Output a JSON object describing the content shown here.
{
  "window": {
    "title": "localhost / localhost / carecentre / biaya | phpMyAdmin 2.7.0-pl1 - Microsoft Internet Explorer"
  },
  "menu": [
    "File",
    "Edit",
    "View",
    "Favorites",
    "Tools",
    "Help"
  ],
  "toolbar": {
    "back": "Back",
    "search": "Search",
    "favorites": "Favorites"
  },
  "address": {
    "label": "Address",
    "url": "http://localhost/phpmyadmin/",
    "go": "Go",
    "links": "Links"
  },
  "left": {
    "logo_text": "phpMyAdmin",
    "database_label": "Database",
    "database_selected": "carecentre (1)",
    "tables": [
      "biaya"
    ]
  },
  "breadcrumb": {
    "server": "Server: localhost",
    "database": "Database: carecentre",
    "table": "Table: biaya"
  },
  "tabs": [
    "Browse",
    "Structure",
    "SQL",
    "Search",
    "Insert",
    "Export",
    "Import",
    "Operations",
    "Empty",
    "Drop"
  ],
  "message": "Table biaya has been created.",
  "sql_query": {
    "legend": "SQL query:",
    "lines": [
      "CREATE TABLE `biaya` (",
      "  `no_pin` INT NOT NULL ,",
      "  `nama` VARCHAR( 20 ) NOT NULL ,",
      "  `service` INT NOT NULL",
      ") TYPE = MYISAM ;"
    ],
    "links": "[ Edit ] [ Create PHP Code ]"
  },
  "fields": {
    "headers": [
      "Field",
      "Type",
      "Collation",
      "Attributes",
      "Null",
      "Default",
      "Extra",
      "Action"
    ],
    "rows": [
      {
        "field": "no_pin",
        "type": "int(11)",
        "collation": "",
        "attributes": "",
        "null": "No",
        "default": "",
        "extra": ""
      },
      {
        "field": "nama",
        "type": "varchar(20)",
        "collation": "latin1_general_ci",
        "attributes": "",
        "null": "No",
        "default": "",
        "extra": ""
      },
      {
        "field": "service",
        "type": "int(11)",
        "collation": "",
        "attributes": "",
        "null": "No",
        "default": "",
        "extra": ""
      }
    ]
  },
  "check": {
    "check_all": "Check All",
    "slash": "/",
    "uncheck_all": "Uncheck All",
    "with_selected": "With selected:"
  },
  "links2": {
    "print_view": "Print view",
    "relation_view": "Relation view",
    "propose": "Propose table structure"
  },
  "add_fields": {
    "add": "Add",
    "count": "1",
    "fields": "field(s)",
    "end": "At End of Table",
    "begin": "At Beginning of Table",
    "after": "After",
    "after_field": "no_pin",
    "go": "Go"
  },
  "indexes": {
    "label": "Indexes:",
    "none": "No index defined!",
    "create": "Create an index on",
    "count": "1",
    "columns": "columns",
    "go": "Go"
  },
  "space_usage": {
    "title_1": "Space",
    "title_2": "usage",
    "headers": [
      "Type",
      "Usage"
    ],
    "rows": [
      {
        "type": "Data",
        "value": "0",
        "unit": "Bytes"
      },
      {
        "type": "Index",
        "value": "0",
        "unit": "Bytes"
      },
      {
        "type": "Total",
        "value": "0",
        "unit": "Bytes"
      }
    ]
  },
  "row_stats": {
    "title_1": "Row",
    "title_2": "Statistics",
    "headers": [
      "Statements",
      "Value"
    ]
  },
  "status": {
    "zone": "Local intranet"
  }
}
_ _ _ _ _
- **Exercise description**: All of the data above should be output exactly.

- **Result below**:
Output a JSON object describing the content shown here.
{
  "window": {
    "title": "localhost / localhost / carecentre / biaya | phpMyAdmin 2.7.0-pl1 - Microsoft Internet Explorer"
  },
  "menu": [
    "File",
    "Edit",
    "View",
    "Favorites",
    "Tools",
    "Help"
  ],
  "toolbar": {
    "back": "Back",
    "search": "Search",
    "favorites": "Favorites"
  },
  "address": {
    "label": "Address",
    "url": "http://localhost/phpmyadmin/",
    "go": "Go",
    "links": "Links"
  },
  "left": {
    "logo_text": "phpMyAdmin",
    "database_label": "Database",
    "database_selected": "carecentre (1)",
    "tables": [
      "biaya"
    ]
  },
  "breadcrumb": {
    "server": "Server: localhost",
    "database": "Database: carecentre",
    "table": "Table: biaya"
  },
  "tabs": [
    "Browse",
    "Structure",
    "SQL",
    "Search",
    "Insert",
    "Export",
    "Import",
    "Operations",
    "Empty",
    "Drop"
  ],
  "message": "Table biaya has been created.",
  "sql_query": {
    "legend": "SQL query:",
    "lines": [
      "CREATE TABLE `biaya` (",
      "  `no_pin` INT NOT NULL ,",
      "  `nama` VARCHAR( 20 ) NOT NULL ,",
      "  `service` INT NOT NULL",
      ") TYPE = MYISAM ;"
    ],
    "links": "[ Edit ] [ Create PHP Code ]"
  },
  "fields": {
    "headers": [
      "Field",
      "Type",
      "Collation",
      "Attributes",
      "Null",
      "Default",
      "Extra",
      "Action"
    ],
    "rows": [
      {
        "field": "no_pin",
        "type": "int(11)",
        "collation": "",
        "attributes": "",
        "null": "No",
        "default": "",
        "extra": ""
      },
      {
        "field": "nama",
        "type": "varchar(20)",
        "collation": "latin1_general_ci",
        "attributes": "",
        "null": "No",
        "default": "",
        "extra": ""
      },
      {
        "field": "service",
        "type": "int(11)",
        "collation": "",
        "attributes": "",
        "null": "No",
        "default": "",
        "extra": ""
      }
    ]
  },
  "check": {
    "check_all": "Check All",
    "slash": "/",
    "uncheck_all": "Uncheck All",
    "with_selected": "With selected:"
  },
  "links2": {
    "print_view": "Print view",
    "relation_view": "Relation view",
    "propose": "Propose table structure"
  },
  "add_fields": {
    "add": "Add",
    "count": "1",
    "fields": "field(s)",
    "end": "At End of Table",
    "begin": "At Beginning of Table",
    "after": "After",
    "after_field": "no_pin",
    "go": "Go"
  },
  "indexes": {
    "label": "Indexes:",
    "none": "No index defined!",
    "create": "Create an index on",
    "count": "1",
    "columns": "columns",
    "go": "Go"
  },
  "space_usage": {
    "title_1": "Space",
    "title_2": "usage",
    "headers": [
      "Type",
      "Usage"
    ],
    "rows": [
      {
        "type": "Data",
        "value": "0",
        "unit": "Bytes"
      },
      {
        "type": "Index",
        "value": "0",
        "unit": "Bytes"
      },
      {
        "type": "Total",
        "value": "0",
        "unit": "Bytes"
      }
    ]
  },
  "row_stats": {
    "title_1": "Row",
    "title_2": "Statistics",
    "headers": [
      "Statements",
      "Value"
    ]
  },
  "status": {
    "zone": "Local intranet"
  }
}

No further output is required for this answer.